*EXERCISE MATERIAL:*
============================================================

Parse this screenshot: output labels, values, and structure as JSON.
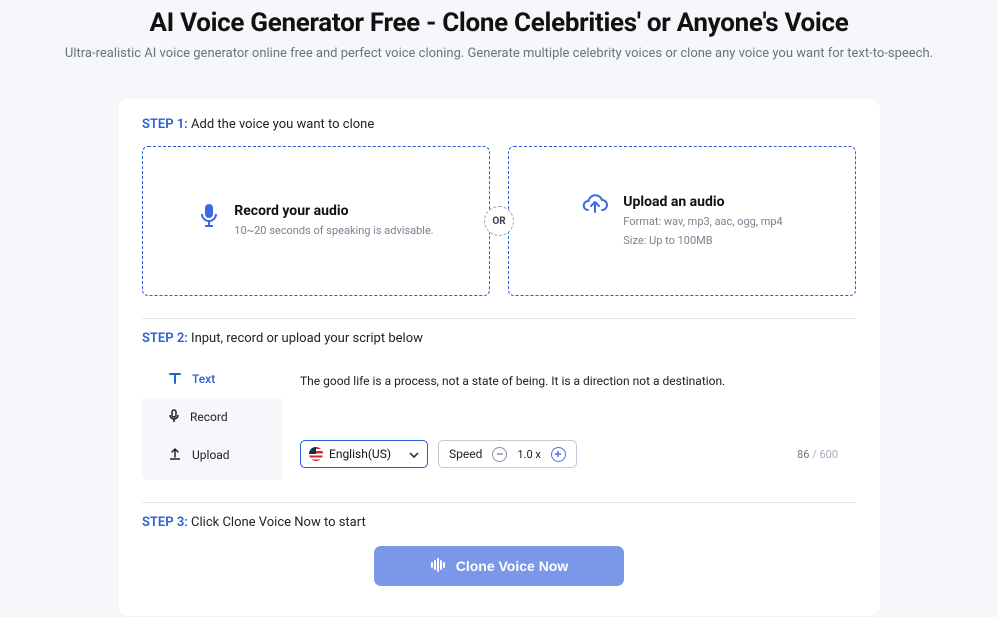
{
  "title": "AI Voice Generator Free - Clone Celebrities' or Anyone's Voice",
  "subtitle": "Ultra-realistic AI voice generator online free and perfect voice cloning. Generate multiple celebrity voices or clone any voice you want for text-to-speech.",
  "step1": {
    "num": "STEP 1:",
    "text": "Add the voice you want to clone",
    "record": {
      "title": "Record your audio",
      "sub": "10~20 seconds of speaking is advisable."
    },
    "or": "OR",
    "upload": {
      "title": "Upload an audio",
      "line1": "Format: wav, mp3, aac, ogg, mp4",
      "line2": "Size: Up to 100MB"
    }
  },
  "step2": {
    "num": "STEP 2:",
    "text": "Input, record or upload your script below",
    "tabs": {
      "text": "Text",
      "record": "Record",
      "upload": "Upload"
    },
    "script": "The good life is a process, not a state of being. It is a direction not a destination.",
    "language": "English(US)",
    "speed_label": "Speed",
    "speed_value": "1.0 x",
    "count_current": "86",
    "count_sep": "  /  ",
    "count_max": "600"
  },
  "step3": {
    "num": "STEP 3:",
    "text": "Click Clone Voice Now to start",
    "cta": "Clone Voice Now"
  }
}
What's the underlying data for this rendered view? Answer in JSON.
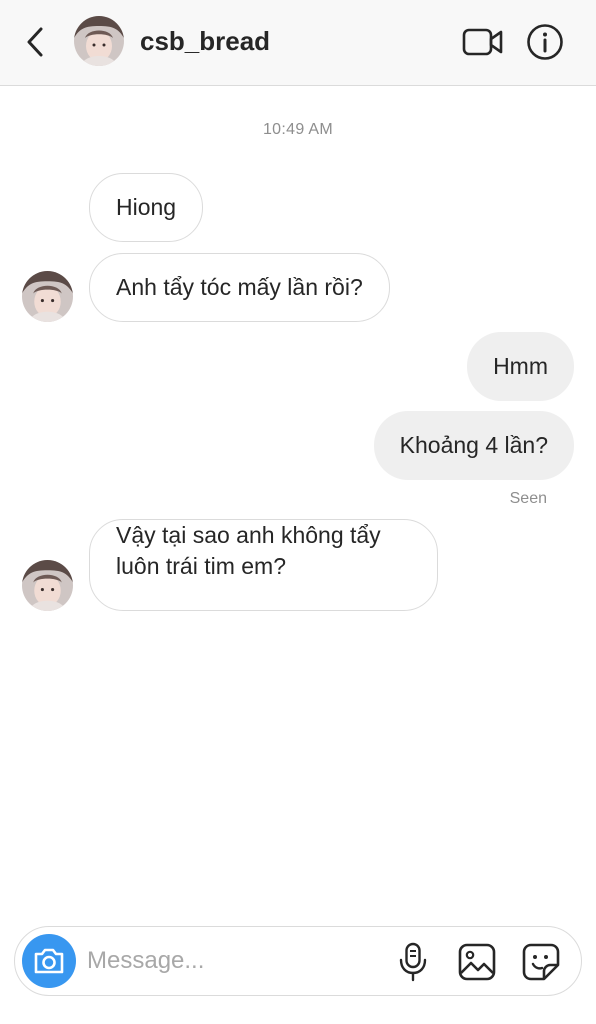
{
  "header": {
    "username": "csb_bread",
    "back_icon": "chevron-left-icon",
    "video_icon": "video-camera-icon",
    "info_icon": "info-icon"
  },
  "thread": {
    "timestamp": "10:49 AM",
    "messages": [
      {
        "from": "them",
        "text": "Hiong"
      },
      {
        "from": "them",
        "text": "Anh tẩy tóc mấy lần rồi?"
      },
      {
        "from": "me",
        "text": "Hmm"
      },
      {
        "from": "me",
        "text": "Khoảng 4 lần?"
      },
      {
        "from": "them",
        "text": "Vậy tại sao anh không tẩy luôn trái tim em?"
      }
    ],
    "seen_label": "Seen"
  },
  "composer": {
    "placeholder": "Message...",
    "value": "",
    "camera_icon": "camera-icon",
    "mic_icon": "microphone-icon",
    "gallery_icon": "image-icon",
    "sticker_icon": "sticker-icon"
  },
  "colors": {
    "accent": "#3897f0",
    "outgoing_bubble": "#efefef",
    "incoming_border": "#dbdbdb",
    "header_bg": "#f8f8f8",
    "muted_text": "#8e8e8e"
  }
}
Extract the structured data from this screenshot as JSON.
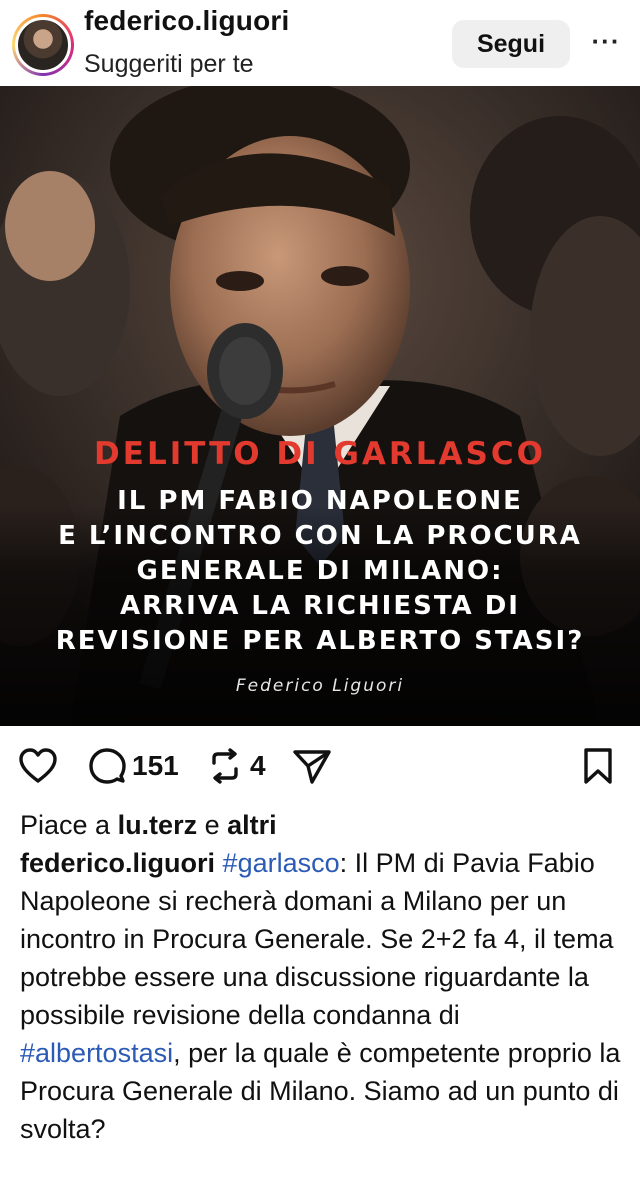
{
  "header": {
    "username": "federico.liguori",
    "subtitle": "Suggeriti per te",
    "follow_label": "Segui",
    "more_label": "···"
  },
  "post": {
    "image": {
      "headline_red": "DELITTO DI GARLASCO",
      "headline_lines": [
        "IL PM FABIO NAPOLEONE",
        "E L’INCONTRO CON LA PROCURA",
        "GENERALE DI MILANO:",
        "ARRIVA LA RICHIESTA DI",
        "REVISIONE PER ALBERTO STASI?"
      ],
      "credit": "Federico Liguori"
    },
    "actions": {
      "like_icon": "heart-icon",
      "comment_icon": "comment-icon",
      "comment_count": "151",
      "repost_icon": "repost-icon",
      "repost_count": "4",
      "share_icon": "send-icon",
      "save_icon": "bookmark-icon"
    },
    "likes": {
      "prefix": "Piace a ",
      "user": "lu.terz",
      "middle": " e ",
      "others": "altri"
    },
    "caption": {
      "username": "federico.liguori",
      "hashtag1": "#garlasco",
      "text1": ": Il PM di Pavia Fabio Napoleone si recherà domani a Milano per un incontro in Procura Generale. Se 2+2 fa 4, il tema potrebbe essere una discussione riguardante la possibile revisione della condanna di ",
      "hashtag2": "#albertostasi",
      "text2": ", per la quale è competente proprio la Procura Generale di Milano. Siamo ad un punto di svolta?"
    }
  },
  "colors": {
    "headline_red": "#e23a2e",
    "hashtag_blue": "#2b5bb5",
    "follow_bg": "#efefef"
  }
}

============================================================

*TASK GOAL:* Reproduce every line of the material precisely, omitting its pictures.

*ANSWER TO THE PROBLEM:*
Parse this screenshot: output labels, values, and structure as JSON.
{
  "title": "AI Voice Generator Free - Clone Celebrities' or Anyone's Voice",
  "subtitle": "Ultra-realistic AI voice generator online free and perfect voice cloning. Generate multiple celebrity voices or clone any voice you want for text-to-speech.",
  "step1": {
    "num": "STEP 1:",
    "text": "Add the voice you want to clone",
    "record": {
      "title": "Record your audio",
      "sub": "10~20 seconds of speaking is advisable."
    },
    "or": "OR",
    "upload": {
      "title": "Upload an audio",
      "line1": "Format: wav, mp3, aac, ogg, mp4",
      "line2": "Size: Up to 100MB"
    }
  },
  "step2": {
    "num": "STEP 2:",
    "text": "Input, record or upload your script below",
    "tabs": {
      "text": "Text",
      "record": "Record",
      "upload": "Upload"
    },
    "script": "The good life is a process, not a state of being. It is a direction not a destination.",
    "language": "English(US)",
    "speed_label": "Speed",
    "speed_value": "1.0 x",
    "count_current": "86",
    "count_sep": "  /  ",
    "count_max": "600"
  },
  "step3": {
    "num": "STEP 3:",
    "text": "Click Clone Voice Now to start",
    "cta": "Clone Voice Now"
  }
}
What's the underlying data for this rendered view? Answer in JSON.
{
  "header": {
    "username": "csb_bread",
    "back_icon": "chevron-left-icon",
    "video_icon": "video-camera-icon",
    "info_icon": "info-icon"
  },
  "thread": {
    "timestamp": "10:49 AM",
    "messages": [
      {
        "from": "them",
        "text": "Hiong"
      },
      {
        "from": "them",
        "text": "Anh tẩy tóc mấy lần rồi?"
      },
      {
        "from": "me",
        "text": "Hmm"
      },
      {
        "from": "me",
        "text": "Khoảng 4 lần?"
      },
      {
        "from": "them",
        "text": "Vậy tại sao anh không tẩy luôn trái tim em?"
      }
    ],
    "seen_label": "Seen"
  },
  "composer": {
    "placeholder": "Message...",
    "value": "",
    "camera_icon": "camera-icon",
    "mic_icon": "microphone-icon",
    "gallery_icon": "image-icon",
    "sticker_icon": "sticker-icon"
  },
  "colors": {
    "accent": "#3897f0",
    "outgoing_bubble": "#efefef",
    "incoming_border": "#dbdbdb",
    "header_bg": "#f8f8f8",
    "muted_text": "#8e8e8e"
  }
}
Extract the structured data from this screenshot as JSON.
{
  "header": {
    "username": "federico.liguori",
    "subtitle": "Suggeriti per te",
    "follow_label": "Segui",
    "more_label": "···"
  },
  "post": {
    "image": {
      "headline_red": "DELITTO DI GARLASCO",
      "headline_lines": [
        "IL PM FABIO NAPOLEONE",
        "E L’INCONTRO CON LA PROCURA",
        "GENERALE DI MILANO:",
        "ARRIVA LA RICHIESTA DI",
        "REVISIONE PER ALBERTO STASI?"
      ],
      "credit": "Federico Liguori"
    },
    "actions": {
      "like_icon": "heart-icon",
      "comment_icon": "comment-icon",
      "comment_count": "151",
      "repost_icon": "repost-icon",
      "repost_count": "4",
      "share_icon": "send-icon",
      "save_icon": "bookmark-icon"
    },
    "likes": {
      "prefix": "Piace a ",
      "user": "lu.terz",
      "middle": " e ",
      "others": "altri"
    },
    "caption": {
      "username": "federico.liguori",
      "hashtag1": "#garlasco",
      "text1": ": Il PM di Pavia Fabio Napoleone si recherà domani a Milano per un incontro in Procura Generale. Se 2+2 fa 4, il tema potrebbe essere una discussione riguardante la possibile revisione della condanna di ",
      "hashtag2": "#albertostasi",
      "text2": ", per la quale è competente proprio la Procura Generale di Milano. Siamo ad un punto di svolta?"
    }
  },
  "colors": {
    "headline_red": "#e23a2e",
    "hashtag_blue": "#2b5bb5",
    "follow_bg": "#efefef"
  }
}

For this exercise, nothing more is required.